JPost Editorial: Israel, Sisi and a regional peace initiative

Egypt under the leadership of President Abdel-Fattah el-Sisi has emerged as one of the most important “countries of the region” that can play an important role in maintaining regional stability.

Abdel Fattah al-Sisi (photo credit: REUTERS)
Abdel Fattah al-Sisi
(photo credit: REUTERS)
In recent days there has been talk of a regional initiative to advance peace between Israel and the Palestinians. On Sunday ahead of the weekly cabinet meeting, Prime Minister Netanyahu said that he and US President Donald Trump agreed on the need for regional partners to be involved in any possible future negotiations with the Palestinians.
The need to rebuff Iran, said Netanyahu, has provided “a basis for the growing regional interests that are forming among Israel, the US and countries of the region.”
Sisi urges Israel to end regional instability by making peace with the Palestinians
Egypt under the leadership of President Abdel-Fattah el-Sisi has emerged as one of the most important “countries of the region” that can play an important role in maintaining regional stability. Israel has a clear interest in taking advantage of the Sisi era to cultivate deeper ties and cooperation with Egypt.
A number of factors have come together to bring about a significant uptick in relations between Israel and Egypt, as noted by Ephraim Kam of the Institute for National Security Studies in the institute’s 2016-2017 strategic survey for Israel, which was published at the end of 2016.
The Egyptian president could have resorted to the ageold tactic preferred by many Arab autocrats of deflecting criticism from themselves by attacking Israel. But Sisi has not.
Israel has also worked together with Egypt in fighting ISIS or its affiliated groups, such as jihadist Beduin, veterans of Egyptian terrorist organizations, former members of Hamas from the Gaza Strip, and foreign volunteers who entered Sinai from outside Egypt.
In January, Sisi revealed that there are about 25,000 Egyptian troops operating in the peninsula. Egypt has also deployed F-16 fighter planes, Apache helicopters and tanks in northern Sinai, with Israel’s agreement.
This sharp rise in the number of Egyptian forces and arms operating in Sinai is the result of cooperation between Israel and Egypt. Israel must give its permission for the introduction of troops and weapons to Sinai beyond the amount stipulated in the peace accords between the two countries that was signed at Camp David nearly four decades ago.
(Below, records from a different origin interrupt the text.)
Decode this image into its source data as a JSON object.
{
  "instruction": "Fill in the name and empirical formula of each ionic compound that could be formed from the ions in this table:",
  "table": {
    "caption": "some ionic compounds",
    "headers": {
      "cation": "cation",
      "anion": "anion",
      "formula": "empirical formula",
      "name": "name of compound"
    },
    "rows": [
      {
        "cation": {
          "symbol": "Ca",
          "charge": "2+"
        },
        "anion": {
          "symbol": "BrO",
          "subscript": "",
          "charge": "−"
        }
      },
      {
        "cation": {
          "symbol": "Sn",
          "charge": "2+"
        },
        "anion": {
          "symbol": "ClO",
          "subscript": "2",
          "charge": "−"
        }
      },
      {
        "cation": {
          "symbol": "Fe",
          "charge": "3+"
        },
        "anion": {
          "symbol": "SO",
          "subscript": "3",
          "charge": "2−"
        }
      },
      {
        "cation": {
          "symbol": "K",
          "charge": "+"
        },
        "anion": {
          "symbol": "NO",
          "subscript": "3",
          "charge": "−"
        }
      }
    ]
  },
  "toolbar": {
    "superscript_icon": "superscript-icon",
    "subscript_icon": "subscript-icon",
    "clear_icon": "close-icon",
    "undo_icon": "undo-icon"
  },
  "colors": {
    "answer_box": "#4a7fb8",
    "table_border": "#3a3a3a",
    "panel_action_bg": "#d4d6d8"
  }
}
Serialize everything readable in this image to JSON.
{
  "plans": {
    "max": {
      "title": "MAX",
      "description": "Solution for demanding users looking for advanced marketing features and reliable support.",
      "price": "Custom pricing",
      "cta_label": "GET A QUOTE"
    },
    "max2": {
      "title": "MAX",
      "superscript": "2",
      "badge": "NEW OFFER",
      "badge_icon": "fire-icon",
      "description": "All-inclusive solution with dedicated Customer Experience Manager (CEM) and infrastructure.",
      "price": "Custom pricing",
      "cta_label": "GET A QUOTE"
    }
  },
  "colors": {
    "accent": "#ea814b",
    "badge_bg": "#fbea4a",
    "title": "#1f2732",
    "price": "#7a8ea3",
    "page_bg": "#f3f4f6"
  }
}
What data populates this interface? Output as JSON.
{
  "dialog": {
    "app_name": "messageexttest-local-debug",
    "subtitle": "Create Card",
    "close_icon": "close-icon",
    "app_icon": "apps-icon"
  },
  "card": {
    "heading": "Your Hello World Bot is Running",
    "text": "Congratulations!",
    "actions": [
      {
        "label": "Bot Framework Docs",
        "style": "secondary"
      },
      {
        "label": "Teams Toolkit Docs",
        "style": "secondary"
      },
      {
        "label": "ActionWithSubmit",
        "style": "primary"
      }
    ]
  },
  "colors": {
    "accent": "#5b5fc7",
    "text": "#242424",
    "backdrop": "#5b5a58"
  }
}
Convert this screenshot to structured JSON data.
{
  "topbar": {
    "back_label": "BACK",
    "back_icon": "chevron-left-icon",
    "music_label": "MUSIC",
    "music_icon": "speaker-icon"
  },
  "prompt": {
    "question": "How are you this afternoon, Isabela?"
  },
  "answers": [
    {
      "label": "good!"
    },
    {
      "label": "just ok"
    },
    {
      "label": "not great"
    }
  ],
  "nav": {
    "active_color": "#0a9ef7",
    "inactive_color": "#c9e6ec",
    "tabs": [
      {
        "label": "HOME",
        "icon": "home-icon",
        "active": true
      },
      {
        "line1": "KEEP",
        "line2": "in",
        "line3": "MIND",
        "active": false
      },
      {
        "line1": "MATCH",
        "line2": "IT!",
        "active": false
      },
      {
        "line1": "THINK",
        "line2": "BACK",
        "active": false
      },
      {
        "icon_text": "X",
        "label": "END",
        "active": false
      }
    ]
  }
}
Israel has been forthcoming on this and has also reportedly been sharing with Egyptians intelligence information on terrorist bases in Sinai.
Improved relations between Israel and Egypt are also reflected in the Sisi regime’s attitude to the peace treaty with Israel. Sisi, like Mubarak before him, sees peace with Israel as a strategic asset. But, unlike Mubarak, he also seems to have a positive attitude to normalization and sees benefits not only in military ties, but also political and economic ties.
Sisi reinstated the Egyptian ambassador to Israel in early 2016 and in July, Egyptian foreign minister Sameh Shoukry made a much-publicized visit to Israel, the first of its kind in nine years, to push for Israeli-Palestinian negotiations. Upon returning to Egypt, Shoukry visited a top-ranked Cairo high school and reportedly told students there that he refuses to define Israel’s military actions against Palestinians as terrorism, though his office later issued a clarification.
Egypt has a vested interest in promoting normalization between Israel and other Arab nations so as not to remain the only Arab state cooperating so closely with the Jewish state.
Sisi participated in a secret summit together with Jordan’s King Abdullah, then-US secretary of state John Kerry and Netanyahu during which ideas were presented on how the Gulf States, Jordan and Egypt could help promote a regional peace initiative.
Netanyahu raised the idea of a regional initiative during his press conference last week in Washington with President Donald Trump. Egypt’s participation in such an initiative is crucial to its success.
Sisi’s attempts to emphasize the positive aspects of relations with Israel have been met with skepticism inside Egypt. Large swathes of Egypt’s population from Nasserites and left-wing activists to trade union members and Islamists are hostile to the Jewish state. However, improved relations with the Palestinians achieved via a regional initiative together with Sisi’s positive leadership could bring about a sea change in Egyptian public opinion over time.
The Sisi regime presents a unique opportunity. Israel should welcome the Sisi era.